Now the Kagen are in a frenzy of planning, hoping to sabotage the Shogun-to-be’s wedding and foil the Guild’s aim to put him at the head of this new tyrannical dynasty. The enemy, however, are also plotting something of their own, something that would have the power to end the Kagen and destroy their forest home. Meanwhile, Yukiko flies off across the oceans on Buruu to learn more about the Kenning, her mysterious power that has been unstable as of late.
There’s definitely an epic feel to this series now, especially with the addition of more characters, their points-of-view, and multiple plot threads occurring in different places all at once. For the first time, we also get a brief glimpse of the world happening outside Shima, finally giving some context to this “gaijin war” we’ve been hearing about for the whole of the first book and a part of this one, but so far have seen none of the fighting or battles.
And if I thought the first 100 pages were slow, the last 100 pages certainly made up for them and more besides. I know “unputdownable” sounds cliched, but it was almost literally the truth when the book was practically glued to my fingers with the nervous sweat coming off of my hands, I kid you not. I don’t often like making comparisons to A Song of Ice and Fire when I talk about books (because truly, I have never come across anything quite like George R.R. Martin’s series) but there were definitely times where I felt this one was “Game of Thrones-ing” me. It was just shock after shock in the last quarter of the book, some which were expected, some not.
Of course, I had some issues, especially with some parts of the plot (like, what a nice convenient way to get Yukiko out of the picture for a while), and the prose with its excessive use of metaphors often made me want to tear my hair out, but overall these were overshadowed by the climax and finale, as well as an insane revelation about Yukiko. I cannot believe I didn’t see that one coming!
In the end, I think I liked this book even more than the first one because it was darker, more visceral, violent. I love books which are unpredictable and that keep me guessing, whose direction can change like the wind without warning. I liked how this was not a happy story. It has evolved a lot in this book, and its characters as well. Considering how Jay Kristoff left things off here in total chaos, I’m already looking forward to the next book which I have no doubt will be explosive.

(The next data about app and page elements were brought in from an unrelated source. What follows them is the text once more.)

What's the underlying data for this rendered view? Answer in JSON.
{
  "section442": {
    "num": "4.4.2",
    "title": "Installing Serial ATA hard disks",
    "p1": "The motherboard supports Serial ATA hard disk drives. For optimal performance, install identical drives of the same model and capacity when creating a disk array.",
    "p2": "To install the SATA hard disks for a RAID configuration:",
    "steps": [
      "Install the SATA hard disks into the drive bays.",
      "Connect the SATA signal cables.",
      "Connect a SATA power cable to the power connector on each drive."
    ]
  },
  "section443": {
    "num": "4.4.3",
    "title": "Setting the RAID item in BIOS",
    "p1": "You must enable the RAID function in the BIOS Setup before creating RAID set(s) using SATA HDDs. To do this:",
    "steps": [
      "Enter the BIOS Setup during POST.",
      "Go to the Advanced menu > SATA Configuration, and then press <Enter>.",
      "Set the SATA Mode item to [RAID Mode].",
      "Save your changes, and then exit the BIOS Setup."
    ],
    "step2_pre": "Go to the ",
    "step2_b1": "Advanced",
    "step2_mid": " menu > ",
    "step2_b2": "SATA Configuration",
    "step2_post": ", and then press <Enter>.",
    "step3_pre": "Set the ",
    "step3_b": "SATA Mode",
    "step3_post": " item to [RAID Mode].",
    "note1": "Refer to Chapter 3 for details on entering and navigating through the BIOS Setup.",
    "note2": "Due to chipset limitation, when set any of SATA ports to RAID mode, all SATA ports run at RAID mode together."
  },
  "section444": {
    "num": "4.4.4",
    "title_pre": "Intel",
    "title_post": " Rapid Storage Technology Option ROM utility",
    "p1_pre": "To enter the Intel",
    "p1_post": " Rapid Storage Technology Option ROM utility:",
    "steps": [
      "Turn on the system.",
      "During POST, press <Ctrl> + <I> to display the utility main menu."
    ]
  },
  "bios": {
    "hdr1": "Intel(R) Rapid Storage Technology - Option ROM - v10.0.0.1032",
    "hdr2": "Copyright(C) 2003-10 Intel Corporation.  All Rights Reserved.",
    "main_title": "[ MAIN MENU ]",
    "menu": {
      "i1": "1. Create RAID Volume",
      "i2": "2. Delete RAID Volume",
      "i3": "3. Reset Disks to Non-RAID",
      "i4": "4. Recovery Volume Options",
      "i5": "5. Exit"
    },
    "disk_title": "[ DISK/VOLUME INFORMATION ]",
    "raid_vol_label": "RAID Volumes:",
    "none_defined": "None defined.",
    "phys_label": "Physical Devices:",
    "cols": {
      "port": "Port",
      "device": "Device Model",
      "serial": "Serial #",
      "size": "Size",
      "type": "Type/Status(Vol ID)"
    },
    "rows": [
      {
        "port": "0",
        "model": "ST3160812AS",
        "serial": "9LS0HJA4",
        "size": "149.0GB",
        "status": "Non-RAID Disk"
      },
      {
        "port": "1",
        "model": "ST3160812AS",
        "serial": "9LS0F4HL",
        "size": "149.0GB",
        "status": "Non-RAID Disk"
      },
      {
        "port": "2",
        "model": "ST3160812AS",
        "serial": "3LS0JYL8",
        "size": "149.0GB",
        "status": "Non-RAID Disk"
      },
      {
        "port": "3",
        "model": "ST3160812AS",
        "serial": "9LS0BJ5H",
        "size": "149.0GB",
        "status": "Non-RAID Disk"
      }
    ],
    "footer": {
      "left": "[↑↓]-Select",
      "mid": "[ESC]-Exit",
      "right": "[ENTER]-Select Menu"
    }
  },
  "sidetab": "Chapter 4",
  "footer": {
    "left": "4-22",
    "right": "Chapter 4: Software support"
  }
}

Note: My copy was an advance reader edition from the publisher provided to me in exchange for an honest review.